Top of Record set

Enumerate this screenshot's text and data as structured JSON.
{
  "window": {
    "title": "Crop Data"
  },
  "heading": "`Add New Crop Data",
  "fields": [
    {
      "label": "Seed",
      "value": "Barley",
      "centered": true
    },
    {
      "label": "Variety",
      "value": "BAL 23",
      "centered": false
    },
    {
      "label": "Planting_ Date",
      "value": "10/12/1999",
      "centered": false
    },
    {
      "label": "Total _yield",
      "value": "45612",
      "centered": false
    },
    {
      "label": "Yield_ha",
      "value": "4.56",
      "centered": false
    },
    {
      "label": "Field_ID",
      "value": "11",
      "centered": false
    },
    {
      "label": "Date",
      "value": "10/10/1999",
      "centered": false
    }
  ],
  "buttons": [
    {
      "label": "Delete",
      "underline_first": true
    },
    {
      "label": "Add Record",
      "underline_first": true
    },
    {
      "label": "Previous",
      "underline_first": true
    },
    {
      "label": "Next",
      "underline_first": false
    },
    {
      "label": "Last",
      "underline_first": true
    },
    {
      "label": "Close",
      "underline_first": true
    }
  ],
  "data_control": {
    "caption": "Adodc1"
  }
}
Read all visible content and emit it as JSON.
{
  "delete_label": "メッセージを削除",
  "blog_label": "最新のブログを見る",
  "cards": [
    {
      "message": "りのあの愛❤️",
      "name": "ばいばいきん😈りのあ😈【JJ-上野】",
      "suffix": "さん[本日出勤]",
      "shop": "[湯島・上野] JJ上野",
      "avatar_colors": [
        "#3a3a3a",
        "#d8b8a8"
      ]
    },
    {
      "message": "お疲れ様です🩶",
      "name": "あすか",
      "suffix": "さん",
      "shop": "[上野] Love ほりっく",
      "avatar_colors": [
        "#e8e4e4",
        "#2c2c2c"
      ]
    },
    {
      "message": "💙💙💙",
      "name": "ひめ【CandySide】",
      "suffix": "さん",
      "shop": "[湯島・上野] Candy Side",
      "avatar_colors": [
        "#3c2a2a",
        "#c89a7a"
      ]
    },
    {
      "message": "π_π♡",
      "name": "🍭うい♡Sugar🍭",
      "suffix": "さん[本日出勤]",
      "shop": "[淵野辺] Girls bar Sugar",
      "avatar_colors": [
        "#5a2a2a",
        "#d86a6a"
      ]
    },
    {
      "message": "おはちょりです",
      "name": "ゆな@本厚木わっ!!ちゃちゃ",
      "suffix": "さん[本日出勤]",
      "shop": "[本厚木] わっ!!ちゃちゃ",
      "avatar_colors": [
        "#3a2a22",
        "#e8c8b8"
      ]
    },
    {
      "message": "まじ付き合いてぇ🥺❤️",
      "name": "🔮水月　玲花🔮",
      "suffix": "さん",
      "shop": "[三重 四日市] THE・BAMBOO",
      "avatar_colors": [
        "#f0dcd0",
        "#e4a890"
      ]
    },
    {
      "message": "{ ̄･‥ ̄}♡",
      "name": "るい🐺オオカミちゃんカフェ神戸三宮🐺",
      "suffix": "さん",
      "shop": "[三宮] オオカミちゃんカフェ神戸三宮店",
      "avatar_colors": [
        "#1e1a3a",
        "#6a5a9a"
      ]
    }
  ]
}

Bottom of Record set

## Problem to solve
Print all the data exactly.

## Reply
Enumerate this screenshot's text and data as structured JSON.
{
  "window": {
    "title": "Crop Data"
  },
  "heading": "`Add New Crop Data",
  "fields": [
    {
      "label": "Seed",
      "value": "Barley",
      "centered": true
    },
    {
      "label": "Variety",
      "value": "BAL 23",
      "centered": false
    },
    {
      "label": "Planting_ Date",
      "value": "10/12/1999",
      "centered": false
    },
    {
      "label": "Total _yield",
      "value": "45612",
      "centered": false
    },
    {
      "label": "Yield_ha",
      "value": "4.56",
      "centered": false
    },
    {
      "label": "Field_ID",
      "value": "11",
      "centered": false
    },
    {
      "label": "Date",
      "value": "10/10/1999",
      "centered": false
    }
  ],
  "buttons": [
    {
      "label": "Delete",
      "underline_first": true
    },
    {
      "label": "Add Record",
      "underline_first": true
    },
    {
      "label": "Previous",
      "underline_first": true
    },
    {
      "label": "Next",
      "underline_first": false
    },
    {
      "label": "Last",
      "underline_first": true
    },
    {
      "label": "Close",
      "underline_first": true
    }
  ],
  "data_control": {
    "caption": "Adodc1"
  }
}
Read all visible content and emit it as JSON.
{
  "delete_label": "メッセージを削除",
  "blog_label": "最新のブログを見る",
  "cards": [
    {
      "message": "りのあの愛❤️",
      "name": "ばいばいきん😈りのあ😈【JJ-上野】",
      "suffix": "さん[本日出勤]",
      "shop": "[湯島・上野] JJ上野",
      "avatar_colors": [
        "#3a3a3a",
        "#d8b8a8"
      ]
    },
    {
      "message": "お疲れ様です🩶",
      "name": "あすか",
      "suffix": "さん",
      "shop": "[上野] Love ほりっく",
      "avatar_colors": [
        "#e8e4e4",
        "#2c2c2c"
      ]
    },
    {
      "message": "💙💙💙",
      "name": "ひめ【CandySide】",
      "suffix": "さん",
      "shop": "[湯島・上野] Candy Side",
      "avatar_colors": [
        "#3c2a2a",
        "#c89a7a"
      ]
    },
    {
      "message": "π_π♡",
      "name": "🍭うい♡Sugar🍭",
      "suffix": "さん[本日出勤]",
      "shop": "[淵野辺] Girls bar Sugar",
      "avatar_colors": [
        "#5a2a2a",
        "#d86a6a"
      ]
    },
    {
      "message": "おはちょりです",
      "name": "ゆな@本厚木わっ!!ちゃちゃ",
      "suffix": "さん[本日出勤]",
      "shop": "[本厚木] わっ!!ちゃちゃ",
      "avatar_colors": [
        "#3a2a22",
        "#e8c8b8"
      ]
    },
    {
      "message": "まじ付き合いてぇ🥺❤️",
      "name": "🔮水月　玲花🔮",
      "suffix": "さん",
      "shop": "[三重 四日市] THE・BAMBOO",
      "avatar_colors": [
        "#f0dcd0",
        "#e4a890"
      ]
    },
    {
      "message": "{ ̄･‥ ̄}♡",
      "name": "るい🐺オオカミちゃんカフェ神戸三宮🐺",
      "suffix": "さん",
      "shop": "[三宮] オオカミちゃんカフェ神戸三宮店",
      "avatar_colors": [
        "#1e1a3a",
        "#6a5a9a"
      ]
    }
  ]
}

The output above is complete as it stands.